The Art-Filled Home of Gallerist Hiram Butler
With only a little digging, one finds the origins and etymology of the word ‘shack’ to be far more nuanced than initial impressions evoke. It took, however, quite a bit more digging on the part of gallerist Hiram Butler to make and preserve a home out the immigrant worker’s shack he claimed near his gallery in Houston.
Upon finding the property, he discovered no indoor plumbing and pecan shells filling the interior walls like some kind of natural insulation, having been literally squirreled away there by the animals for years. What he also found (and mercifully retained) was a simple, unassuming, and straightforward vernacular structure, built in 1880 for German workers and of the type rarely visited by high-flying preservation efforts. And therein lies its allure.

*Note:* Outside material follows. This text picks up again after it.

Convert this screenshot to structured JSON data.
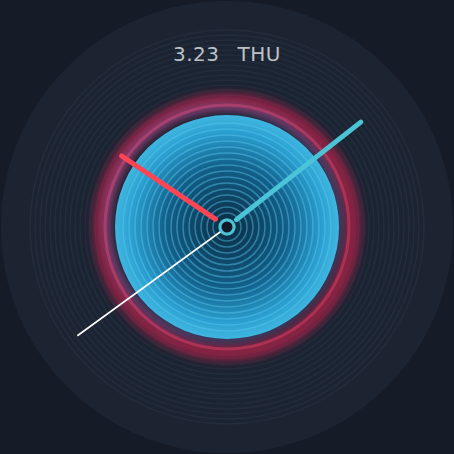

Of course, he remedied the plumbing lack and built a kitchen suited to making Southern suppers for friends and associates. He even replaced the insulation with something, well, more efficient and suitable to Houston’s Gulf Coast weather extremes. He also brought his passion and insight as a curator, creating an unexpectedly perfect home to an eclectic collection of modern art, design and diverse furnishings.
Although far-flung in origin and style, Butler’s collections are harmonious, held together by his disciplined aesthetic and the plain bones of the structure itself. The combinations are muscular and thoughtful. The bedroom combines an American quilt spread over a 19th century spindled rope bed opposite two minimal-yet-stately chairs by Donald Judd and a simple task lamp.
An Arts and Crafts fruitwood cabinet holds antiquities dating to 3000 B.C. surrounding a portrait by artist Sherri Levine that was inspired by Walker Evans’ iconic photo, ‘Sharecropper’s Wife.’ It’s as if the weathered matriarch of the family of original inhabitants is looking directly in the face of her home’s new residents.
And, among the newcomers, is a crop of the 20th century’s masters of Modernism: Breuer, Rauschenberg, Johns, Twombly and Warhol. Good company, indeed.
The Hiram Butler Gallery can be visited here.